## Work to complete
Each record that follows should be reproduced in full, character for character.

## Web page and app entries
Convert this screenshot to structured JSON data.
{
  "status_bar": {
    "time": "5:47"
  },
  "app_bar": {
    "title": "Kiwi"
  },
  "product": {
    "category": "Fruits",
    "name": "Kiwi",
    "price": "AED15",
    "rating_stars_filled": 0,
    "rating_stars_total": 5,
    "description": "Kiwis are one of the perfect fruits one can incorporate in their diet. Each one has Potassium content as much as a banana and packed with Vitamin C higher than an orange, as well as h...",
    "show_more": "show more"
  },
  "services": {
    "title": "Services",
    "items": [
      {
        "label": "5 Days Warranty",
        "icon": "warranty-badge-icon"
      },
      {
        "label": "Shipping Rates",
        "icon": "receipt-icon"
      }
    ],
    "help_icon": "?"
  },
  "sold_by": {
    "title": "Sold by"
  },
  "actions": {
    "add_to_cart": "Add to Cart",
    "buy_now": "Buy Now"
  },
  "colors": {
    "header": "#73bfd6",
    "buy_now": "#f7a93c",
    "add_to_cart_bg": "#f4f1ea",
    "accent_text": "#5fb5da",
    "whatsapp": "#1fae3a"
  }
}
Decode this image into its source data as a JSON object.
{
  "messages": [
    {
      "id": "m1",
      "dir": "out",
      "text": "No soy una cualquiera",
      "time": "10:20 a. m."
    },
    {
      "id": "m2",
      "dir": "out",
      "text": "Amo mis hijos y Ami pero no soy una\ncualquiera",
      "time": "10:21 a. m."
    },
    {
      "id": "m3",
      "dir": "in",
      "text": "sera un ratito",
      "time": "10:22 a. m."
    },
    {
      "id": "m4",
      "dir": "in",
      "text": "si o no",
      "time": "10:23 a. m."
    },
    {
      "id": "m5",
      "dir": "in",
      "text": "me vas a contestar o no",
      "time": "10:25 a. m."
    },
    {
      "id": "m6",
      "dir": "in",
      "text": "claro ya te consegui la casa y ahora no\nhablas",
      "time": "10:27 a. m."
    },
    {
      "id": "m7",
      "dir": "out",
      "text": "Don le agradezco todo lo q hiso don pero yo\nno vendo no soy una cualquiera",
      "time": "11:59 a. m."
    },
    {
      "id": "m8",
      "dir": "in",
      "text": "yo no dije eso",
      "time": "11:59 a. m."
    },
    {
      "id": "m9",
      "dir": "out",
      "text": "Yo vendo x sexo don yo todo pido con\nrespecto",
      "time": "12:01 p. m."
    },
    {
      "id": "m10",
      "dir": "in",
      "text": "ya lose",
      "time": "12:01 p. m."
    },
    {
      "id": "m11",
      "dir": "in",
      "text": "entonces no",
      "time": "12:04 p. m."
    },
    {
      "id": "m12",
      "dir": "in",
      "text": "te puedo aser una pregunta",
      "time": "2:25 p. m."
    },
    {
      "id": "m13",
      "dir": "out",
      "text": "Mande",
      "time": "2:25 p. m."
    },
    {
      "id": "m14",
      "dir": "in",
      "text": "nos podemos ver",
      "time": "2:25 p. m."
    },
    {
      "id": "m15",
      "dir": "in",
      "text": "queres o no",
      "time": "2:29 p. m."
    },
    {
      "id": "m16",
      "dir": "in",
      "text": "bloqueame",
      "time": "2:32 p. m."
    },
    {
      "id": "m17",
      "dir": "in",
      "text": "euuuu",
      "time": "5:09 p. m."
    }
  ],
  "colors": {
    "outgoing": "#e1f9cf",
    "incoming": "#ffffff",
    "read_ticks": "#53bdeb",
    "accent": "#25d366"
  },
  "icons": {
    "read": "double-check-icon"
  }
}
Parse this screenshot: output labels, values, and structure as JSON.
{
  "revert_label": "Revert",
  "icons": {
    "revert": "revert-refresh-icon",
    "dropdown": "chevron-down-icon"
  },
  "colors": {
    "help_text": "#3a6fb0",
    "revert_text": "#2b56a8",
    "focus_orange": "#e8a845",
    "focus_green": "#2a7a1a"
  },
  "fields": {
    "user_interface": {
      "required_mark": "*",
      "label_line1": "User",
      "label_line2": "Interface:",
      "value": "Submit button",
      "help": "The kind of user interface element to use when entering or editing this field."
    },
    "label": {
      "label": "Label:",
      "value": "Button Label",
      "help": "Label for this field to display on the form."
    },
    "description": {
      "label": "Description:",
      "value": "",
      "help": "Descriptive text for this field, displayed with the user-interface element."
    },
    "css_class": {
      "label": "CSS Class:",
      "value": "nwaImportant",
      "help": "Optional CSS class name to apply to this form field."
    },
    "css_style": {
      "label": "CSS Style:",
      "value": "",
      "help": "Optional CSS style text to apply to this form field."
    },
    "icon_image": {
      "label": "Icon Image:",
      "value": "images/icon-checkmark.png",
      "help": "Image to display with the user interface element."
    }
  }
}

## Answer for this exercise
Convert this screenshot to structured JSON data.
{
  "status_bar": {
    "time": "5:47"
  },
  "app_bar": {
    "title": "Kiwi"
  },
  "product": {
    "category": "Fruits",
    "name": "Kiwi",
    "price": "AED15",
    "rating_stars_filled": 0,
    "rating_stars_total": 5,
    "description": "Kiwis are one of the perfect fruits one can incorporate in their diet. Each one has Potassium content as much as a banana and packed with Vitamin C higher than an orange, as well as h...",
    "show_more": "show more"
  },
  "services": {
    "title": "Services",
    "items": [
      {
        "label": "5 Days Warranty",
        "icon": "warranty-badge-icon"
      },
      {
        "label": "Shipping Rates",
        "icon": "receipt-icon"
      }
    ],
    "help_icon": "?"
  },
  "sold_by": {
    "title": "Sold by"
  },
  "actions": {
    "add_to_cart": "Add to Cart",
    "buy_now": "Buy Now"
  },
  "colors": {
    "header": "#73bfd6",
    "buy_now": "#f7a93c",
    "add_to_cart_bg": "#f4f1ea",
    "accent_text": "#5fb5da",
    "whatsapp": "#1fae3a"
  }
}
Decode this image into its source data as a JSON object.
{
  "messages": [
    {
      "id": "m1",
      "dir": "out",
      "text": "No soy una cualquiera",
      "time": "10:20 a. m."
    },
    {
      "id": "m2",
      "dir": "out",
      "text": "Amo mis hijos y Ami pero no soy una\ncualquiera",
      "time": "10:21 a. m."
    },
    {
      "id": "m3",
      "dir": "in",
      "text": "sera un ratito",
      "time": "10:22 a. m."
    },
    {
      "id": "m4",
      "dir": "in",
      "text": "si o no",
      "time": "10:23 a. m."
    },
    {
      "id": "m5",
      "dir": "in",
      "text": "me vas a contestar o no",
      "time": "10:25 a. m."
    },
    {
      "id": "m6",
      "dir": "in",
      "text": "claro ya te consegui la casa y ahora no\nhablas",
      "time": "10:27 a. m."
    },
    {
      "id": "m7",
      "dir": "out",
      "text": "Don le agradezco todo lo q hiso don pero yo\nno vendo no soy una cualquiera",
      "time": "11:59 a. m."
    },
    {
      "id": "m8",
      "dir": "in",
      "text": "yo no dije eso",
      "time": "11:59 a. m."
    },
    {
      "id": "m9",
      "dir": "out",
      "text": "Yo vendo x sexo don yo todo pido con\nrespecto",
      "time": "12:01 p. m."
    },
    {
      "id": "m10",
      "dir": "in",
      "text": "ya lose",
      "time": "12:01 p. m."
    },
    {
      "id": "m11",
      "dir": "in",
      "text": "entonces no",
      "time": "12:04 p. m."
    },
    {
      "id": "m12",
      "dir": "in",
      "text": "te puedo aser una pregunta",
      "time": "2:25 p. m."
    },
    {
      "id": "m13",
      "dir": "out",
      "text": "Mande",
      "time": "2:25 p. m."
    },
    {
      "id": "m14",
      "dir": "in",
      "text": "nos podemos ver",
      "time": "2:25 p. m."
    },
    {
      "id": "m15",
      "dir": "in",
      "text": "queres o no",
      "time": "2:29 p. m."
    },
    {
      "id": "m16",
      "dir": "in",
      "text": "bloqueame",
      "time": "2:32 p. m."
    },
    {
      "id": "m17",
      "dir": "in",
      "text": "euuuu",
      "time": "5:09 p. m."
    }
  ],
  "colors": {
    "outgoing": "#e1f9cf",
    "incoming": "#ffffff",
    "read_ticks": "#53bdeb",
    "accent": "#25d366"
  },
  "icons": {
    "read": "double-check-icon"
  }
}
Parse this screenshot: output labels, values, and structure as JSON.
{
  "revert_label": "Revert",
  "icons": {
    "revert": "revert-refresh-icon",
    "dropdown": "chevron-down-icon"
  },
  "colors": {
    "help_text": "#3a6fb0",
    "revert_text": "#2b56a8",
    "focus_orange": "#e8a845",
    "focus_green": "#2a7a1a"
  },
  "fields": {
    "user_interface": {
      "required_mark": "*",
      "label_line1": "User",
      "label_line2": "Interface:",
      "value": "Submit button",
      "help": "The kind of user interface element to use when entering or editing this field."
    },
    "label": {
      "label": "Label:",
      "value": "Button Label",
      "help": "Label for this field to display on the form."
    },
    "description": {
      "label": "Description:",
      "value": "",
      "help": "Descriptive text for this field, displayed with the user-interface element."
    },
    "css_class": {
      "label": "CSS Class:",
      "value": "nwaImportant",
      "help": "Optional CSS class name to apply to this form field."
    },
    "css_style": {
      "label": "CSS Style:",
      "value": "",
      "help": "Optional CSS style text to apply to this form field."
    },
    "icon_image": {
      "label": "Icon Image:",
      "value": "images/icon-checkmark.png",
      "help": "Image to display with the user interface element."
    }
  }
}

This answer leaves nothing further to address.